A time traveler thinks of his family and envisions he can save them, though he knows by every calculation, every late night, that he can’t. This doesn’t stop him from going back and seeing them one last time. He twists the tiny dials around, a time and place. He stands there at the train station as he watches his younger self run up the steps of the platform. He feels imprisoned with jealousy as his younger self holds hands with the life he misses every second on the second. He cries some more, a mixture of hateful and sad tears, a dry mixture it seems as only a few drops leak out. He shakes his head, and with one foot after another, he too climbs the steps of the platform to seat himself on the bench next to them. He was nervous as the daughter he still loves whispers to her father. He tries to remember the words. It wasn’t until they left that her little voice echoed deep into the cavernous tombs of his head. He sits awhile longer until a station agent asks him to leave. Once out of view he uses the time machine to go back so he can prep.
A time traveler stares at himself in the mirror, feeling aged and broken he looks deep and longing into his own eyes. What he finds there is me, a time traveler and him. We stare at each other knowing what great steps we must take, how we must play our part to end this once and for all.
I step away from the sink that’s covered in white and gray whiskers, no longer were we to be together, that’s just how life works. I make my way to the computer and write down all the memories I still had, and set them for the world to see. I stare at the words that sit there on the screen, if I could tell myself now what this would become one long suicide letter, I doubt that I would ever do it. But, I won’t. I can’t. Regardless of how misfortune may have followed me. A life in all, it was mine. I lived it and so shall he.
I take the pills out of the medicine cabinet, every sleep aid, knockout, put downer I had. I place them into a resealable bag and then shove that into my pocket. In the living room, I stare at my will and testament, thinking of the double spacing on page six, or if I really spelled her name correctly on page four. I go to open it, with the paper in between my fingers I freeze. A face tries to peek through the front window of my house, then there’s a knock on the door. I stand there with my wishes in my hands unmoving. Soon the knocking ceases and I set the envelope back down. No need for corrections now.

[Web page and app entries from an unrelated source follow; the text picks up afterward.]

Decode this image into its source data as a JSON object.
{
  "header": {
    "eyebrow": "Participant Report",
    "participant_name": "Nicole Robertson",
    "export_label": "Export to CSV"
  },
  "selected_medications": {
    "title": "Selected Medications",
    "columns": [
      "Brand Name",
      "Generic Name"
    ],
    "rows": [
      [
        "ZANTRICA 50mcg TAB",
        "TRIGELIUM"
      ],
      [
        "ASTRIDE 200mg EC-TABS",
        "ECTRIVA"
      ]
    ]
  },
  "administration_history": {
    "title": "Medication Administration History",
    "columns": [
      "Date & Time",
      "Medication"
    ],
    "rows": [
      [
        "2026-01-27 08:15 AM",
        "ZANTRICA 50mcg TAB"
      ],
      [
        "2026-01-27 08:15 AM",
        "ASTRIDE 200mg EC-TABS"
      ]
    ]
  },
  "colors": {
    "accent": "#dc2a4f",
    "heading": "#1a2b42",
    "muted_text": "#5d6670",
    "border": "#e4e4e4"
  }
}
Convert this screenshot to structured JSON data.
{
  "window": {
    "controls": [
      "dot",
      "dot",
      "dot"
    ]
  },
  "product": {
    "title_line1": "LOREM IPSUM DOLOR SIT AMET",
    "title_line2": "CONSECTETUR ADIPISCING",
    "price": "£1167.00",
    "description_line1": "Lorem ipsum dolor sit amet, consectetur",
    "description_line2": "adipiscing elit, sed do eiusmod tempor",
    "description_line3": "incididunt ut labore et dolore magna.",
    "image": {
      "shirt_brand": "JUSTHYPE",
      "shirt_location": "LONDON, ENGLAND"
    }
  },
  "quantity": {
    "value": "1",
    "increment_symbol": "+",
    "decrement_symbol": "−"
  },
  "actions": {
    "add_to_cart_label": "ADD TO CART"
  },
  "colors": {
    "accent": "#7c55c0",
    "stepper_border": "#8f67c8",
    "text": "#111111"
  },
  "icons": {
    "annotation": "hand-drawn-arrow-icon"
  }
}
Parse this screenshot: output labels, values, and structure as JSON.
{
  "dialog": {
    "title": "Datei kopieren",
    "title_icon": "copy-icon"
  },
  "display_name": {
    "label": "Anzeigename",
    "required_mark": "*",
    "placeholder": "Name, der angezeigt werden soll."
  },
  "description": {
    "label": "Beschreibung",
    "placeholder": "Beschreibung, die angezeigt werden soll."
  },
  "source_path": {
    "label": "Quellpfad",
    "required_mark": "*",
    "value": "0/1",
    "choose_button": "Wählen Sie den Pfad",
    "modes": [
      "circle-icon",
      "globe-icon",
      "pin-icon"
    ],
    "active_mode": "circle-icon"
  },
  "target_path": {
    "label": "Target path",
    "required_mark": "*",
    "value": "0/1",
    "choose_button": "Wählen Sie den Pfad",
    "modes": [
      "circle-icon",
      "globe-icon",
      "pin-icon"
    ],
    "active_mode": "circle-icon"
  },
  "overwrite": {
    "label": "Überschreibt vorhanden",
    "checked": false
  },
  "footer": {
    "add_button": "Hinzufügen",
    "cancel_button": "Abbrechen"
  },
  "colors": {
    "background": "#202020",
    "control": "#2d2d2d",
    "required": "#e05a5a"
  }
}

I fail three times in my effort to go forward, each time, with my finger on the trigger I become weary of the vague. “Does dying hurt?”I ask myself out loud, knowing full well I do not like pain. I grimace at the idea that my last moments were to be the ones I regret the most, as I have far more deserving memories. I go to the bathroom and drink a pink liquid to coat my stomach. The bottle of vodka, like a puppy, follows me around the house.
I shall say one last thing if you will permit me. It can be unfathomable that we seem capable of forgetting in our day to day lives that we will die. It isn’t such to be scared of, though watchful for, death is an end. The final piece to the large puzzle of our lives. Can we then with mortality on the horizon and our past behind us take one more step forward, to hopefully make something beautiful. To leave our mistakes for what they are, knowing you’ll try better next time. As it may seem long, our time is only short. Let this be my end and my start.